§ Exercise description
Make a verbatim copy of the entries below; pictures stay out.

Data about app and page elements
┌──

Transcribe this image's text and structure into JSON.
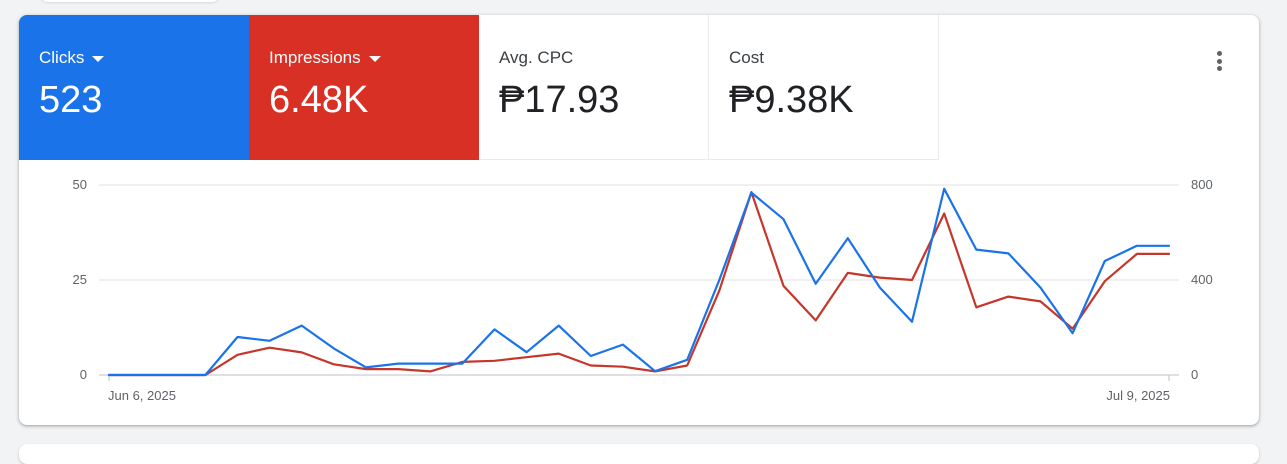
{
  "metrics": {
    "clicks": {
      "label": "Clicks",
      "value": "523",
      "color": "#1a73e8"
    },
    "impressions": {
      "label": "Impressions",
      "value": "6.48K",
      "color": "#d93025"
    },
    "avg_cpc": {
      "label": "Avg. CPC",
      "value": "₱17.93"
    },
    "cost": {
      "label": "Cost",
      "value": "₱9.38K"
    }
  },
  "menu": {
    "icon": "more-vert-icon"
  },
  "chart_data": {
    "type": "line",
    "x": [
      "Jun 6",
      "Jun 7",
      "Jun 8",
      "Jun 9",
      "Jun 10",
      "Jun 11",
      "Jun 12",
      "Jun 13",
      "Jun 14",
      "Jun 15",
      "Jun 16",
      "Jun 17",
      "Jun 18",
      "Jun 19",
      "Jun 20",
      "Jun 21",
      "Jun 22",
      "Jun 23",
      "Jun 24",
      "Jun 25",
      "Jun 26",
      "Jun 27",
      "Jun 28",
      "Jun 29",
      "Jun 30",
      "Jul 1",
      "Jul 2",
      "Jul 3",
      "Jul 4",
      "Jul 5",
      "Jul 6",
      "Jul 7",
      "Jul 8",
      "Jul 9"
    ],
    "x_tick_labels": [
      "Jun 6, 2025",
      "Jul 9, 2025"
    ],
    "y_left": {
      "ticks": [
        0,
        25,
        50
      ],
      "range": [
        0,
        50
      ]
    },
    "y_right": {
      "ticks": [
        0,
        400,
        800
      ],
      "range": [
        0,
        800
      ]
    },
    "grid": true,
    "series": [
      {
        "name": "Clicks",
        "axis": "left",
        "color": "#1a73e8",
        "values": [
          0,
          0,
          0,
          0,
          10,
          9,
          13,
          7,
          2,
          3,
          3,
          3,
          12,
          6,
          13,
          5,
          8,
          1,
          4,
          25,
          48,
          41,
          24,
          36,
          23,
          14,
          49,
          33,
          32,
          23,
          11,
          30,
          34,
          34
        ]
      },
      {
        "name": "Impressions",
        "axis": "right",
        "color": "#c5362b",
        "values": [
          0,
          0,
          0,
          0,
          85,
          115,
          95,
          45,
          25,
          25,
          15,
          55,
          60,
          75,
          90,
          40,
          35,
          15,
          40,
          355,
          770,
          375,
          230,
          430,
          410,
          400,
          680,
          285,
          330,
          310,
          195,
          395,
          510,
          510
        ]
      }
    ]
  }
}
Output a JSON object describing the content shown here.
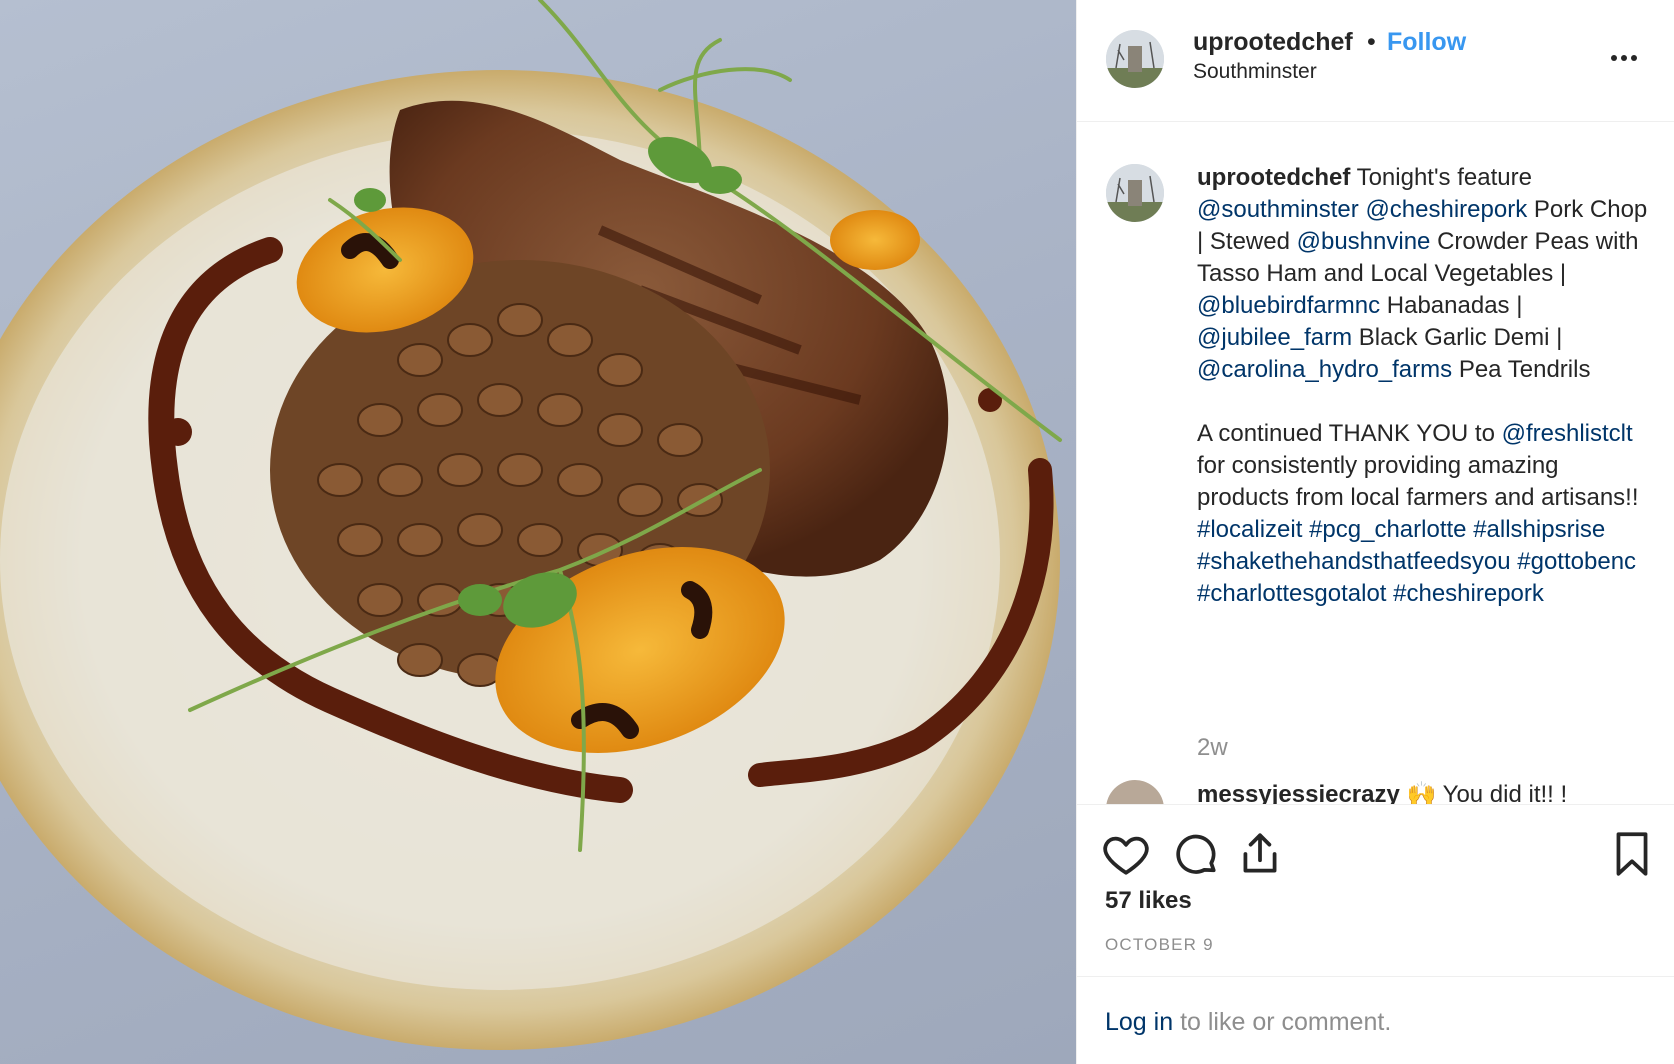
{
  "header": {
    "username": "uprootedchef",
    "separator": "•",
    "follow_label": "Follow",
    "location": "Southminster",
    "more_icon": "more-horizontal-icon"
  },
  "caption": {
    "username": "uprootedchef",
    "segments": [
      {
        "text": "Tonight's feature",
        "kind": "text"
      },
      {
        "text": "@southminster",
        "kind": "tag"
      },
      {
        "text": "@cheshirepork",
        "kind": "tag"
      },
      {
        "text": "Pork Chop | Stewed",
        "kind": "text"
      },
      {
        "text": "@bushnvine",
        "kind": "tag"
      },
      {
        "text": "Crowder Peas with Tasso Ham and Local Vegetables |",
        "kind": "text"
      },
      {
        "text": "@bluebirdfarmnc",
        "kind": "tag"
      },
      {
        "text": "Habanadas |",
        "kind": "text"
      },
      {
        "text": "@jubilee_farm",
        "kind": "tag"
      },
      {
        "text": "Black Garlic Demi |",
        "kind": "text"
      },
      {
        "text": "@carolina_hydro_farms",
        "kind": "tag"
      },
      {
        "text": "Pea Tendrils",
        "kind": "text"
      }
    ],
    "para2": [
      {
        "text": "A continued THANK YOU to",
        "kind": "text"
      },
      {
        "text": "@freshlistclt",
        "kind": "tag"
      },
      {
        "text": "for consistently providing amazing products from local farmers and artisans!!",
        "kind": "text"
      },
      {
        "text": "#localizeit",
        "kind": "tag"
      },
      {
        "text": "#pcg_charlotte",
        "kind": "tag"
      },
      {
        "text": "#allshipsrise",
        "kind": "tag"
      },
      {
        "text": "#shakethehandsthatfeedsyou",
        "kind": "tag"
      },
      {
        "text": "#gottobenc",
        "kind": "tag"
      },
      {
        "text": "#charlottesgotalot",
        "kind": "tag"
      },
      {
        "text": "#cheshirepork",
        "kind": "tag"
      }
    ],
    "time_ago": "2w"
  },
  "comment": {
    "username": "messyjessiecrazy",
    "emoji": "🙌",
    "text": "You did it!! !"
  },
  "actions": {
    "icons": [
      "heart-icon",
      "comment-icon",
      "share-icon",
      "bookmark-icon"
    ],
    "likes": "57 likes",
    "date": "OCTOBER 9"
  },
  "footer": {
    "login_link": "Log in",
    "login_rest": "to like or comment."
  },
  "colors": {
    "link": "#003569",
    "follow": "#3897f0",
    "muted": "#8e8e8e"
  }
}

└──

§ Written solution
Transcribe this image's text and structure into JSON.
{
  "metrics": {
    "clicks": {
      "label": "Clicks",
      "value": "523",
      "color": "#1a73e8"
    },
    "impressions": {
      "label": "Impressions",
      "value": "6.48K",
      "color": "#d93025"
    },
    "avg_cpc": {
      "label": "Avg. CPC",
      "value": "₱17.93"
    },
    "cost": {
      "label": "Cost",
      "value": "₱9.38K"
    }
  },
  "menu": {
    "icon": "more-vert-icon"
  },
  "chart_data": {
    "type": "line",
    "x": [
      "Jun 6",
      "Jun 7",
      "Jun 8",
      "Jun 9",
      "Jun 10",
      "Jun 11",
      "Jun 12",
      "Jun 13",
      "Jun 14",
      "Jun 15",
      "Jun 16",
      "Jun 17",
      "Jun 18",
      "Jun 19",
      "Jun 20",
      "Jun 21",
      "Jun 22",
      "Jun 23",
      "Jun 24",
      "Jun 25",
      "Jun 26",
      "Jun 27",
      "Jun 28",
      "Jun 29",
      "Jun 30",
      "Jul 1",
      "Jul 2",
      "Jul 3",
      "Jul 4",
      "Jul 5",
      "Jul 6",
      "Jul 7",
      "Jul 8",
      "Jul 9"
    ],
    "x_tick_labels": [
      "Jun 6, 2025",
      "Jul 9, 2025"
    ],
    "y_left": {
      "ticks": [
        0,
        25,
        50
      ],
      "range": [
        0,
        50
      ]
    },
    "y_right": {
      "ticks": [
        0,
        400,
        800
      ],
      "range": [
        0,
        800
      ]
    },
    "grid": true,
    "series": [
      {
        "name": "Clicks",
        "axis": "left",
        "color": "#1a73e8",
        "values": [
          0,
          0,
          0,
          0,
          10,
          9,
          13,
          7,
          2,
          3,
          3,
          3,
          12,
          6,
          13,
          5,
          8,
          1,
          4,
          25,
          48,
          41,
          24,
          36,
          23,
          14,
          49,
          33,
          32,
          23,
          11,
          30,
          34,
          34
        ]
      },
      {
        "name": "Impressions",
        "axis": "right",
        "color": "#c5362b",
        "values": [
          0,
          0,
          0,
          0,
          85,
          115,
          95,
          45,
          25,
          25,
          15,
          55,
          60,
          75,
          90,
          40,
          35,
          15,
          40,
          355,
          770,
          375,
          230,
          430,
          410,
          400,
          680,
          285,
          330,
          310,
          195,
          395,
          510,
          510
        ]
      }
    ]
  }
}
Output a JSON object describing the content shown here.
{
  "header": {
    "username": "uprootedchef",
    "separator": "•",
    "follow_label": "Follow",
    "location": "Southminster",
    "more_icon": "more-horizontal-icon"
  },
  "caption": {
    "username": "uprootedchef",
    "segments": [
      {
        "text": "Tonight's feature",
        "kind": "text"
      },
      {
        "text": "@southminster",
        "kind": "tag"
      },
      {
        "text": "@cheshirepork",
        "kind": "tag"
      },
      {
        "text": "Pork Chop | Stewed",
        "kind": "text"
      },
      {
        "text": "@bushnvine",
        "kind": "tag"
      },
      {
        "text": "Crowder Peas with Tasso Ham and Local Vegetables |",
        "kind": "text"
      },
      {
        "text": "@bluebirdfarmnc",
        "kind": "tag"
      },
      {
        "text": "Habanadas |",
        "kind": "text"
      },
      {
        "text": "@jubilee_farm",
        "kind": "tag"
      },
      {
        "text": "Black Garlic Demi |",
        "kind": "text"
      },
      {
        "text": "@carolina_hydro_farms",
        "kind": "tag"
      },
      {
        "text": "Pea Tendrils",
        "kind": "text"
      }
    ],
    "para2": [
      {
        "text": "A continued THANK YOU to",
        "kind": "text"
      },
      {
        "text": "@freshlistclt",
        "kind": "tag"
      },
      {
        "text": "for consistently providing amazing products from local farmers and artisans!!",
        "kind": "text"
      },
      {
        "text": "#localizeit",
        "kind": "tag"
      },
      {
        "text": "#pcg_charlotte",
        "kind": "tag"
      },
      {
        "text": "#allshipsrise",
        "kind": "tag"
      },
      {
        "text": "#shakethehandsthatfeedsyou",
        "kind": "tag"
      },
      {
        "text": "#gottobenc",
        "kind": "tag"
      },
      {
        "text": "#charlottesgotalot",
        "kind": "tag"
      },
      {
        "text": "#cheshirepork",
        "kind": "tag"
      }
    ],
    "time_ago": "2w"
  },
  "comment": {
    "username": "messyjessiecrazy",
    "emoji": "🙌",
    "text": "You did it!! !"
  },
  "actions": {
    "icons": [
      "heart-icon",
      "comment-icon",
      "share-icon",
      "bookmark-icon"
    ],
    "likes": "57 likes",
    "date": "OCTOBER 9"
  },
  "footer": {
    "login_link": "Log in",
    "login_rest": "to like or comment."
  },
  "colors": {
    "link": "#003569",
    "follow": "#3897f0",
    "muted": "#8e8e8e"
  }
}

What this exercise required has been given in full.